President Kagame disagrees with Rwanda's Supreme Court on maintaining that insulting the head of state is a criminal offence. Says the matter should be discussed further because the president is a public official like any other.
KIGALI | Rwandan President Paul Kagame has rejected a Supreme Court decision to maintain as a crime an insult or defamation against the person of the president.
On Thursday, the highest court in Rwanda ruled that the law, which was introduced last year, should apply to the head of state, but stripped other public officials such as legislators, heads of security agencies and local governments of similar ‘privilege.’
The law means that a person found guilty of insulting or mocking the head of state is liability on conviction to a term of imprisonment of between five and seven years.
Specifically, the designers of the law envisaged prohibiting writings or caricatures (cartoons) that humiliate the head of state, public officials like MPs, ministers or other government officials.
But in a brief statement released shortly after the Supreme Court decision, Village Urugwiro (Rwanda presidency), said that although it respects the independence of the judiciary, it would not agree with the decision on the head of state.
“The president takes issues with the decision to retain as criminal offences, insults or defamation against the head of state, who is also a public official,” the presidency said.
Lawyer Richard Mugisha had argued that the law was unconstitutional as it undermined freedom of expression.
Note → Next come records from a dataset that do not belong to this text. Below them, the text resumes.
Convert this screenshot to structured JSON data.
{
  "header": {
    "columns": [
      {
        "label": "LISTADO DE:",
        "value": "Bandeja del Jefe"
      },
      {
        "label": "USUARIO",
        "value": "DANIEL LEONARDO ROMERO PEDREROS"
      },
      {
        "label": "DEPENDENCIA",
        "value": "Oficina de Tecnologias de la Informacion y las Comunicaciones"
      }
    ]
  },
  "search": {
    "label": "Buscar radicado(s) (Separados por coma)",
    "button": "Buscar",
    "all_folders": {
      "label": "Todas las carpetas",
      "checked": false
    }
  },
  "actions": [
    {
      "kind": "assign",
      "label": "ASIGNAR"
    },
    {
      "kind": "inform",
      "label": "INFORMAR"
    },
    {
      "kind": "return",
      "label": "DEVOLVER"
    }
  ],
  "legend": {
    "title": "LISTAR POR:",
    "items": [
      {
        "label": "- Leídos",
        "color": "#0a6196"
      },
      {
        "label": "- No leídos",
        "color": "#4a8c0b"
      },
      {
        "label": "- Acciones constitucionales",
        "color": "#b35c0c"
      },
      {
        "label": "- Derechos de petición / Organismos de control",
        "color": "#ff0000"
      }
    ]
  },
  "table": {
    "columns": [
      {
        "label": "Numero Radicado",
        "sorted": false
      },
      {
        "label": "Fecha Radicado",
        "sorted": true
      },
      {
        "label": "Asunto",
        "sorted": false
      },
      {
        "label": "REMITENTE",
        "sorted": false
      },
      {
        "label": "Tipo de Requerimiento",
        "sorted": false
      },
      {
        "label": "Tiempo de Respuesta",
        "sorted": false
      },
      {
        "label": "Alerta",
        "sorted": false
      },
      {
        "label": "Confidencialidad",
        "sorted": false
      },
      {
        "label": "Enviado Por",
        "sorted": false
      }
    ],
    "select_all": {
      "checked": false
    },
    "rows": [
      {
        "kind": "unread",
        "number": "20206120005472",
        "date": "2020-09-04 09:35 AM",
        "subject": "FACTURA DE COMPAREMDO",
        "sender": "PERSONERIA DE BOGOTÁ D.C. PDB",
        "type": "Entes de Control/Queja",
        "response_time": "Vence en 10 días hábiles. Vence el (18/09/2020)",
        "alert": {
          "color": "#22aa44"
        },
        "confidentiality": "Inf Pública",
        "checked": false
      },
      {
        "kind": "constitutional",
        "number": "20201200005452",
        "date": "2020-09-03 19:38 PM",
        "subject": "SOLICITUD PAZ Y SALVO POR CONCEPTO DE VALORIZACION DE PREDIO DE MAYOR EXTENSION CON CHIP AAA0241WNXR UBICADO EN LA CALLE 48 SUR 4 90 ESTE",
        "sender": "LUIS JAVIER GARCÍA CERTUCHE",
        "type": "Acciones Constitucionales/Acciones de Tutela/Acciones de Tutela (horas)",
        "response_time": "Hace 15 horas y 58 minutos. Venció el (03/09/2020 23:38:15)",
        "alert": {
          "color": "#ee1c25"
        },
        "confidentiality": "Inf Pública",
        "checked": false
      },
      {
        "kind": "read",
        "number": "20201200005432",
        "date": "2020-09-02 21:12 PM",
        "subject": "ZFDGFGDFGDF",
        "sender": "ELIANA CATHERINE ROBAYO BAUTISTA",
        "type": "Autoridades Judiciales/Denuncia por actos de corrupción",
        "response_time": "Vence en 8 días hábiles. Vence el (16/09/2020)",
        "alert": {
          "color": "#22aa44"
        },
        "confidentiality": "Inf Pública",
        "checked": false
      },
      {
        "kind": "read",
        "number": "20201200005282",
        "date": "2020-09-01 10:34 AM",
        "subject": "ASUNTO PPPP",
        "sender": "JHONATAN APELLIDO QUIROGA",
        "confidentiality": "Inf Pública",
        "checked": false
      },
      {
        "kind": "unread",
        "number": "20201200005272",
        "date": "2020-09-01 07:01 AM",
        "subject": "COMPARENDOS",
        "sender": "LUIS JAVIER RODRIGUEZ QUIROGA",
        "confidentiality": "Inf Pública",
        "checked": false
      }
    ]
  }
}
The court ruled that the law should remain, due to the responsibility that the office holds.
But the presidency said that “Kagame’s position has always been that this should be a civil and not a criminal matter.”
Kagame called for further debate on the matter.
Gonzaga Muganwa, the executive secretary of Rwanda Journalists Association, said he would be releasing a statement on the latest development on the contentious press freedom matter shortly.
However, at the time Rwandan parliament passed the law, Muganwa had described it as “a classic case of people legislating to protect themselves rather than looking out for the interests of the public.”
“In journalism, cartoons are, by nature, humorous, thus it is easy for the subject to perceive them as humiliating even when the intention is quite different,” he said last year.
This article will be updated as more comments come in.